Anti-War demonstrations have been a feature of British life since the end of the First World War. On at 11am on November 11th (Armistice day) a minutes silence was held to commemorate the dead in the First World War, I can remember in the 1950s buses would stop, the driver would get out and remove his uniform cap and stand silently for the minute. By the 1970s motorists generally felt that their journey to the shops was of more importance than a few million dead people and, other than at organised events, the silence was not observed. During the mornings it was normal for a band to lead groups of ex-forces personnel, all wearing a red poppy in their jacket lapel button hole, and their medals, to the local memorial, where the vicar would make a speech and the silence would be observed. This practice seems to have died away since the end of the 1960s. From the end of the 1950 to the early 1970's CND (the Campaign for Nuclear Disarmament, commonly known as 'ban the bomb') staged a number of marches, usually associated with military establishments. From the later 1970s these tended to be related to specific aspects of nuclear weapons, such as the American deployment of 'cruise missiles' at their British bases.

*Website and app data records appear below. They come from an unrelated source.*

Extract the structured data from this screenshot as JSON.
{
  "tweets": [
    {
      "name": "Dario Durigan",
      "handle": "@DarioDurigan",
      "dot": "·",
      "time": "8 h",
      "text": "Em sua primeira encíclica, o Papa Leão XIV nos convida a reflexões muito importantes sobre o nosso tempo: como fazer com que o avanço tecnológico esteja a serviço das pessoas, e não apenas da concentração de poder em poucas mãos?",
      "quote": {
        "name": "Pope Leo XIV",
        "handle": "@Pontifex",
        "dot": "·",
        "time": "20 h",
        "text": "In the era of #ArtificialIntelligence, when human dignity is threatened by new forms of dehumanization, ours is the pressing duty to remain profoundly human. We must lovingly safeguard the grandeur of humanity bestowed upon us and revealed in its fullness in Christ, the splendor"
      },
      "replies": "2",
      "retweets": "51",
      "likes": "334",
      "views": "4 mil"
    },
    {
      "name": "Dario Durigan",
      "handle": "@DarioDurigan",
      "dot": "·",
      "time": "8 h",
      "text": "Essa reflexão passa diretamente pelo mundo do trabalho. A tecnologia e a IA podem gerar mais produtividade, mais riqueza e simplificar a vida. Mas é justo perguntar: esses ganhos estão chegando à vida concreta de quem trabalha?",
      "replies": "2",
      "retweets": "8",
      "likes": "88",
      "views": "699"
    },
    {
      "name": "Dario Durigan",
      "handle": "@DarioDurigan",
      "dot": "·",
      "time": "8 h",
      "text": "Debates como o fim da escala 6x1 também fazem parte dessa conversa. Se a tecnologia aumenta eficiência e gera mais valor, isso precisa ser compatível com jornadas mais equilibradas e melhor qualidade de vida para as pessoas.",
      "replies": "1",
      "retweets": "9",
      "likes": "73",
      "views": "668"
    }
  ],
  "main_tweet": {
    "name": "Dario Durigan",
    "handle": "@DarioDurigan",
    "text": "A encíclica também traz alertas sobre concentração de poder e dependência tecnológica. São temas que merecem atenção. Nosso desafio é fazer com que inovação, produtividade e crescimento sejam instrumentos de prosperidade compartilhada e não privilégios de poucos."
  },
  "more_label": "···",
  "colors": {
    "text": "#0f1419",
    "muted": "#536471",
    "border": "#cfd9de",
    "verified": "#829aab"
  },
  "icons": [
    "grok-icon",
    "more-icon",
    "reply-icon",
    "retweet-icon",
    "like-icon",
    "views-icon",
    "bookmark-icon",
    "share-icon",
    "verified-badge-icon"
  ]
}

In the North West (and possibly elsewhere) there were annual holidays known as 'wakes', the word was originally 'walks' as these days were set aside for members of religious organisations to march through the streets with their banners. Over the years various trades guilds and groups such as the Masons adopted the 'wake' and later the trades unions. By the time the railways were up and running the tradition was to group all the wakes into a single week (known logically enough as Wakes Week) although each town had a separate date for their event. During these periods the mills and factories would close down, allowing the people to take a holiday, often taking the train to a nearby resort. The people who owned the bigger mills and factories also often owned large houses in these resort towns and these were converted into hotels offering 'special rates' for their employees and bringing in a tidy income for their owners. Meanwhile back in the town there were still a number of the processions although the town itself would be unusually quiet during these periods, with most of the shops closed and the streets empty of traffic.